DIRECTIONS FOR THIS TASK: Whenever the word "Tasks" appears in a line of the listing, copy that line.

PROVIDED MATERIAL:
===============

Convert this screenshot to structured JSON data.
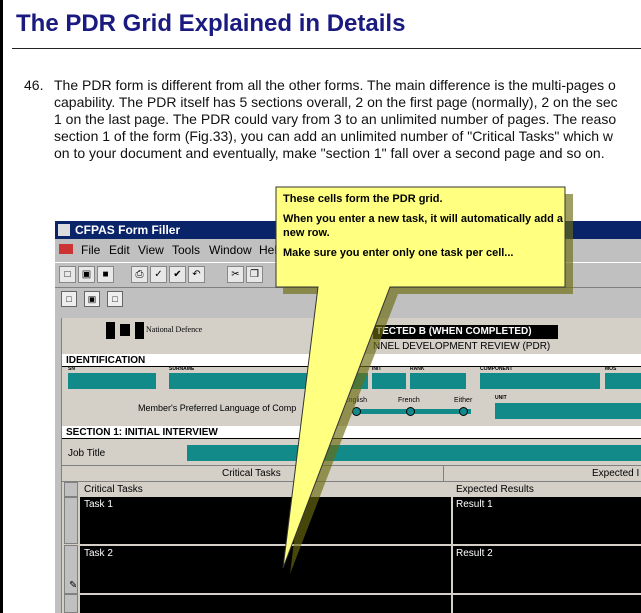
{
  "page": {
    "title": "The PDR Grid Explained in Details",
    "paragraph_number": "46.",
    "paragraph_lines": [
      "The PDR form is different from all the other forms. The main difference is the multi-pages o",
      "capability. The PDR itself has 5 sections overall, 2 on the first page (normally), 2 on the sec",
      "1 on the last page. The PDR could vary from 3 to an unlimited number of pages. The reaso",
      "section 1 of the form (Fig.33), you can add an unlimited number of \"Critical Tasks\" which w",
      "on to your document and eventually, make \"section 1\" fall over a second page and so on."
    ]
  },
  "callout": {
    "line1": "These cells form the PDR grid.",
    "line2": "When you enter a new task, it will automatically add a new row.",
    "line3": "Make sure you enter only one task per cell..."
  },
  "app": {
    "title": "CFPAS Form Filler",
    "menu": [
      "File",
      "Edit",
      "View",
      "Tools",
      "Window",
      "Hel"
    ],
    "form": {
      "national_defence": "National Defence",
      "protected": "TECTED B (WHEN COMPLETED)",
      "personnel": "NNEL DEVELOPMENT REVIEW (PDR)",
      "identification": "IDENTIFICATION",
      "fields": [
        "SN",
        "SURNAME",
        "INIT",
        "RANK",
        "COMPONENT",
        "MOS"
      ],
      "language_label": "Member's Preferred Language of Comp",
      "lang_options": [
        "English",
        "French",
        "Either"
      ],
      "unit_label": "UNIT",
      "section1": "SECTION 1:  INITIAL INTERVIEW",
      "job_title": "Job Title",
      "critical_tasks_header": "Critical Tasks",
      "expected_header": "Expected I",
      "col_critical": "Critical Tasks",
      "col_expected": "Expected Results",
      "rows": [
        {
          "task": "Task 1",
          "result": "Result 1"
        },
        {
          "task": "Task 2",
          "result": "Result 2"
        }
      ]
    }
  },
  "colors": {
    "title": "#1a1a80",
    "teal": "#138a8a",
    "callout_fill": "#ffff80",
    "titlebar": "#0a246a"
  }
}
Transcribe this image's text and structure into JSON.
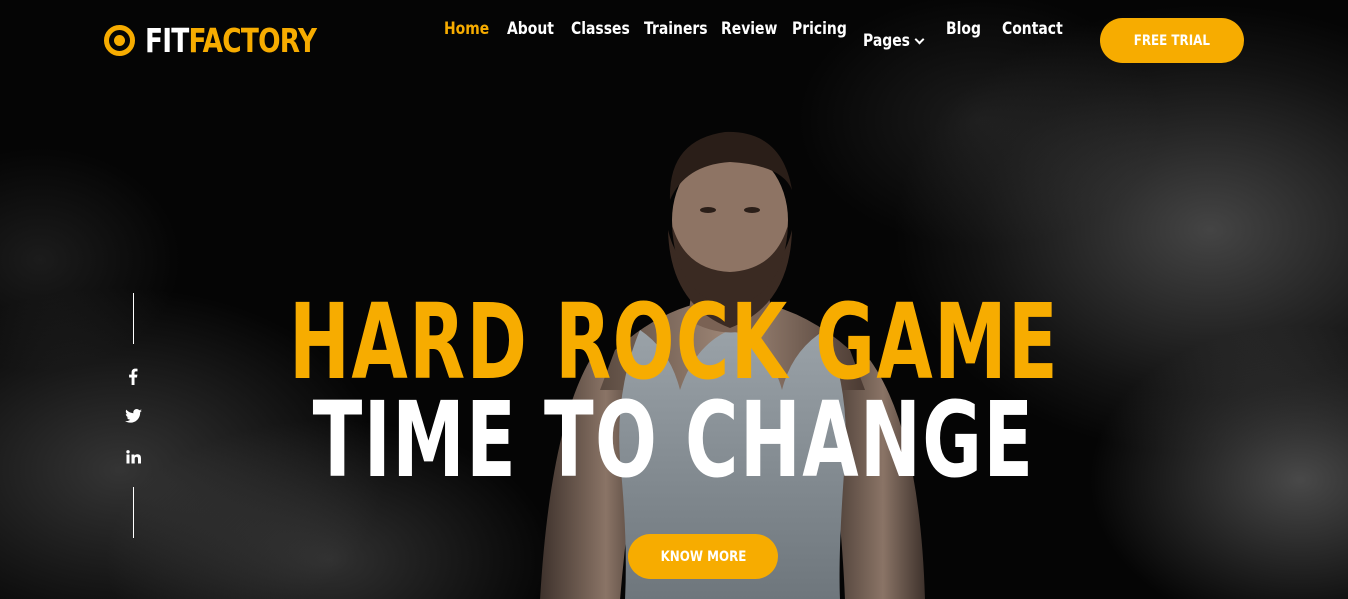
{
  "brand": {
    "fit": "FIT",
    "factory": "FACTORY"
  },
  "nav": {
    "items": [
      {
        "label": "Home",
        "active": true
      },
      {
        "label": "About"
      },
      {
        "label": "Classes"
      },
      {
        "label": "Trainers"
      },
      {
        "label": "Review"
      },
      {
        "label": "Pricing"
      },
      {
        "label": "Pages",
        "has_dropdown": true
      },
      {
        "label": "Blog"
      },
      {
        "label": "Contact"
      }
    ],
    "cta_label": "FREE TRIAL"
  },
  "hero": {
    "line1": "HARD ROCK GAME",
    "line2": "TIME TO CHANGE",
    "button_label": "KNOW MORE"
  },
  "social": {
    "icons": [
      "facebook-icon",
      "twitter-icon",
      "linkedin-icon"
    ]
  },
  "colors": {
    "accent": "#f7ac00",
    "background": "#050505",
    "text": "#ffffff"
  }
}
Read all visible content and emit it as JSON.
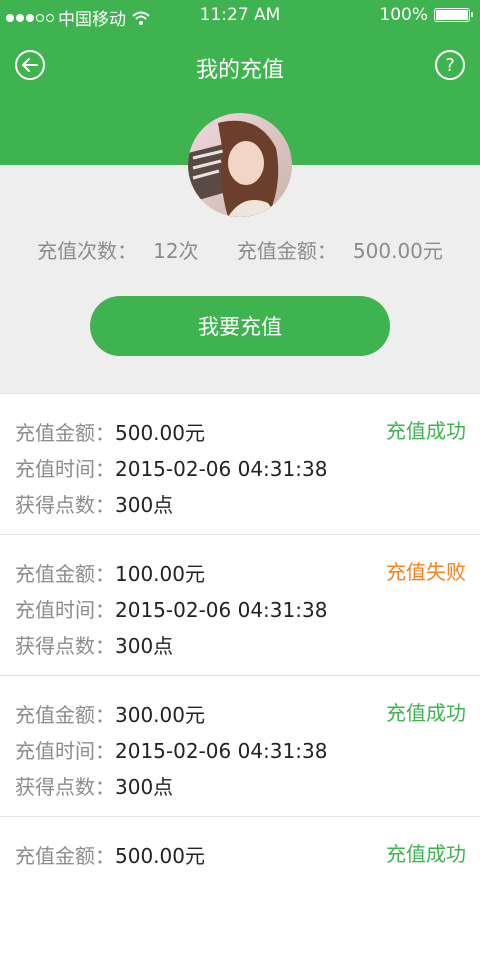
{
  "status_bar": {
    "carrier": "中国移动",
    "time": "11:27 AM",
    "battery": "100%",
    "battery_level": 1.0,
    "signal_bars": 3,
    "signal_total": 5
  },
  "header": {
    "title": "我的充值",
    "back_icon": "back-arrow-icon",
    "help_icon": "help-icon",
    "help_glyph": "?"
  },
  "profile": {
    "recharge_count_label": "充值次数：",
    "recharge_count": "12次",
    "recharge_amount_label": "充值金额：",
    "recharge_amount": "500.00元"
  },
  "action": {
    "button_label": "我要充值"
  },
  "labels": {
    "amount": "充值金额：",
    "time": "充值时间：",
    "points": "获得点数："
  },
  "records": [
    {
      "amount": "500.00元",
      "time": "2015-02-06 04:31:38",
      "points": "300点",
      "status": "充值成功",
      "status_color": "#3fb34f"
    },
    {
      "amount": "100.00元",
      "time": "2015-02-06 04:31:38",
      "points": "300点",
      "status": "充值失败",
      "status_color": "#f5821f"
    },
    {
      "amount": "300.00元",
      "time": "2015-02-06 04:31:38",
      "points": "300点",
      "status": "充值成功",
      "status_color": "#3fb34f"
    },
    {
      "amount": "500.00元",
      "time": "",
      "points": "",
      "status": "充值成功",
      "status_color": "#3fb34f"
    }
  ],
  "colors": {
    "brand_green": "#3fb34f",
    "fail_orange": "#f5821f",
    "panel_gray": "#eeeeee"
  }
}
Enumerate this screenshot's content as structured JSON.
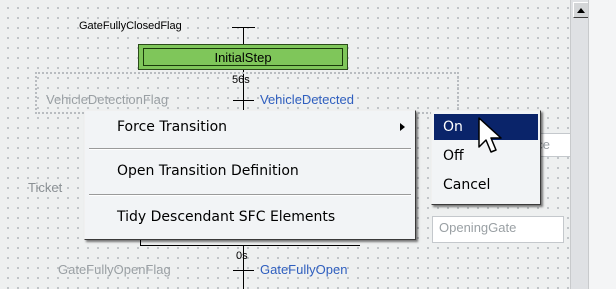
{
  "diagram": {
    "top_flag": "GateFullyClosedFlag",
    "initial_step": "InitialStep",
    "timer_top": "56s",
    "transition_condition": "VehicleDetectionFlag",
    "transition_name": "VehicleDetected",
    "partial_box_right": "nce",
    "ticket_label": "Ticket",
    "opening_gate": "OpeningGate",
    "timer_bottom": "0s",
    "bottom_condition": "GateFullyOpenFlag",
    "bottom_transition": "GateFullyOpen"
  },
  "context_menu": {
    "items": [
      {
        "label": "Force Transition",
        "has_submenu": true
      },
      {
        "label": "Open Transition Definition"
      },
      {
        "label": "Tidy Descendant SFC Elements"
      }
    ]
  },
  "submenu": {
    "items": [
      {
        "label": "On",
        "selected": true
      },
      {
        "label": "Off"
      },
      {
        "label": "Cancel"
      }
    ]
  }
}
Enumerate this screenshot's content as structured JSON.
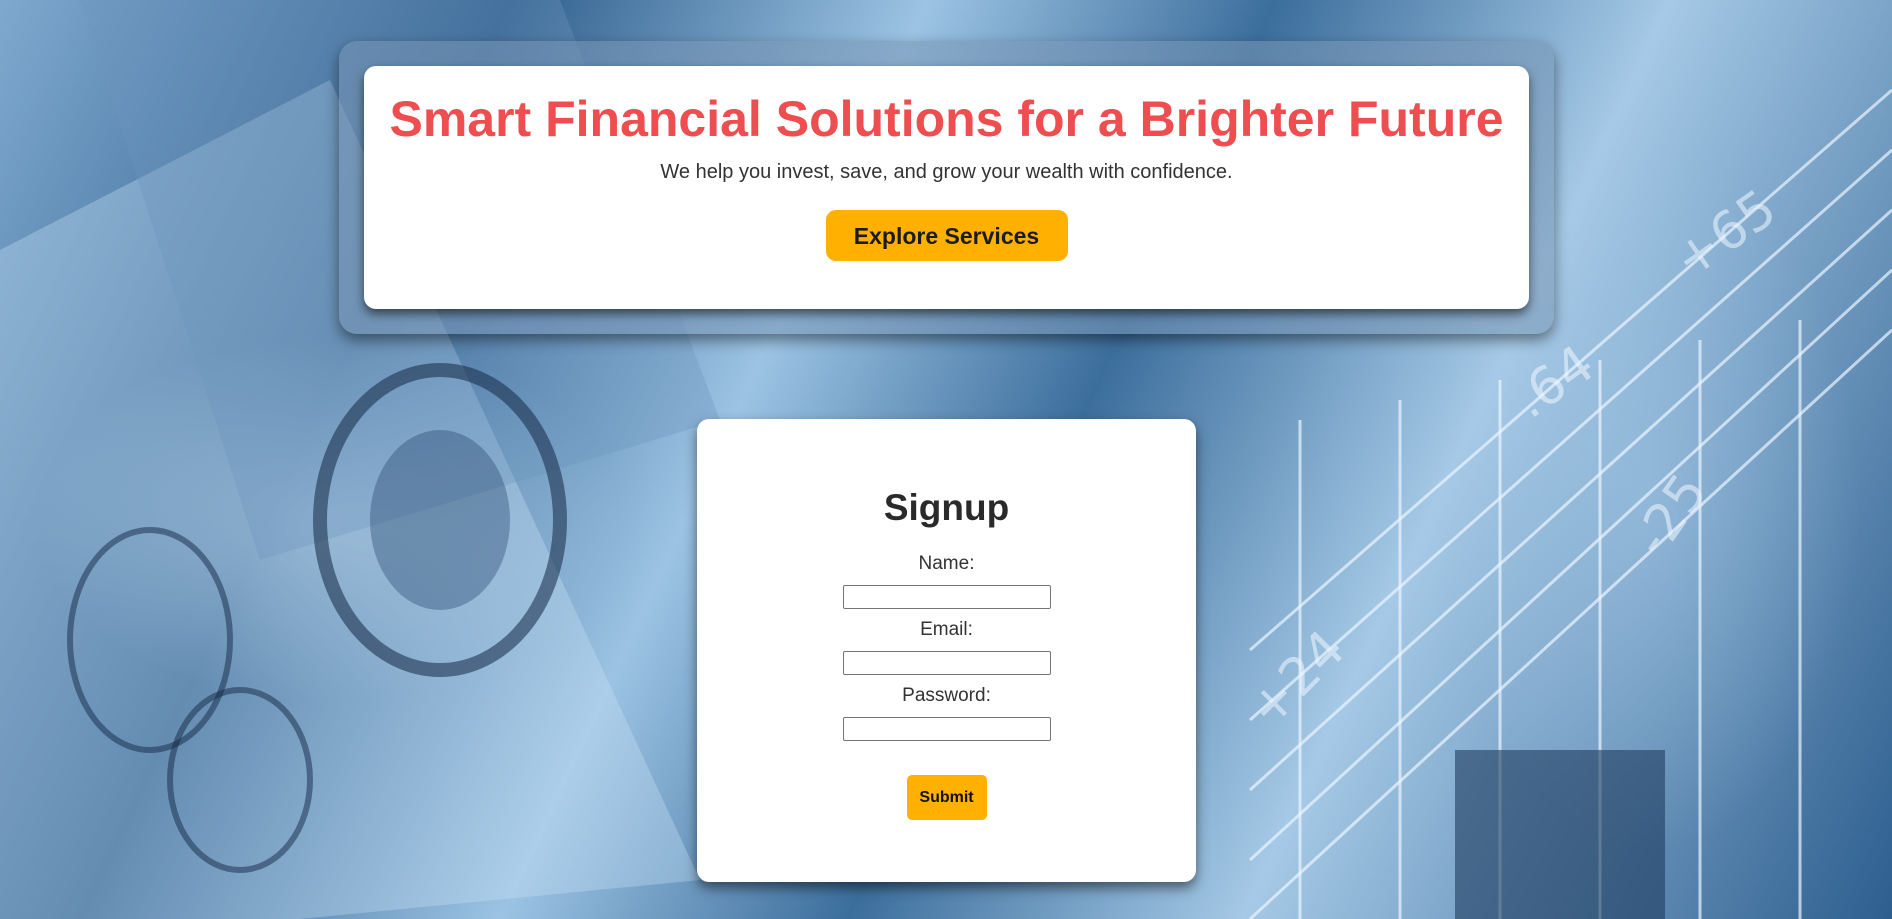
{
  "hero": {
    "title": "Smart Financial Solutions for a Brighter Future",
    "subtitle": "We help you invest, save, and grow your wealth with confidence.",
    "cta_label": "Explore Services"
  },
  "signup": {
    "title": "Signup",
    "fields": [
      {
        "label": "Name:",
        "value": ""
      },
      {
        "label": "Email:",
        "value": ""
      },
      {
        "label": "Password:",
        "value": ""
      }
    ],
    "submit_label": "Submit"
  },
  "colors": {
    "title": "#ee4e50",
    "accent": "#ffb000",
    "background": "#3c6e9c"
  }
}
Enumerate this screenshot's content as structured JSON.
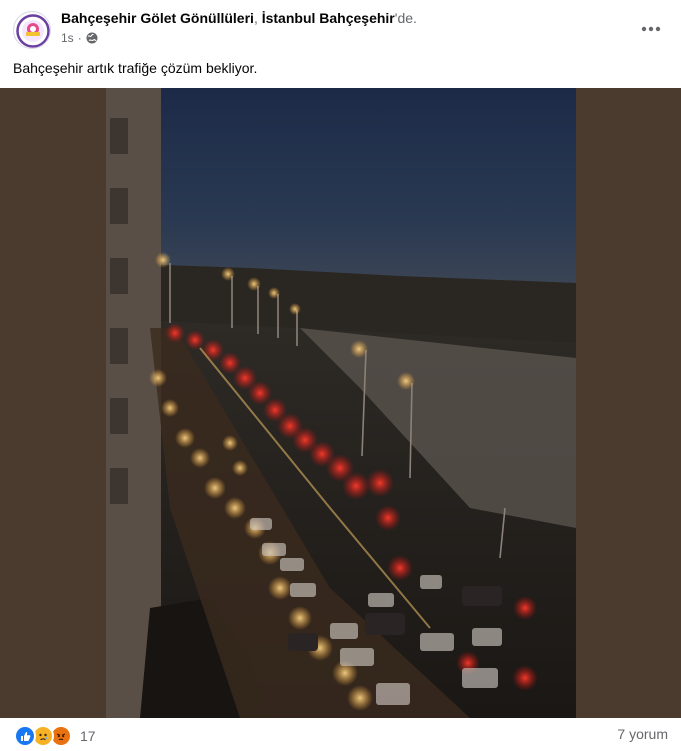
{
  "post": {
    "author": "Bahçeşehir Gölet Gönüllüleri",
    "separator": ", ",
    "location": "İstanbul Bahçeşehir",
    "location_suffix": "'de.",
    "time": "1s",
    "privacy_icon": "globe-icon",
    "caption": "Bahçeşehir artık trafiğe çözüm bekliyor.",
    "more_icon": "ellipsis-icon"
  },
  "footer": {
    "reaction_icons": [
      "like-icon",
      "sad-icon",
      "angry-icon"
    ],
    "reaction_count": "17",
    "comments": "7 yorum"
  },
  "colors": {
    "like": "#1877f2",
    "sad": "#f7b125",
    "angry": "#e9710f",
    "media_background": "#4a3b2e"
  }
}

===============

SOLUTION FOR THIS EXERCISE:
      "section 1 of the form (Fig.33), you can add an unlimited number of \"Critical Tasks\" which w",
      "critical_tasks_header": "Critical Tasks",
      "col_critical": "Critical Tasks",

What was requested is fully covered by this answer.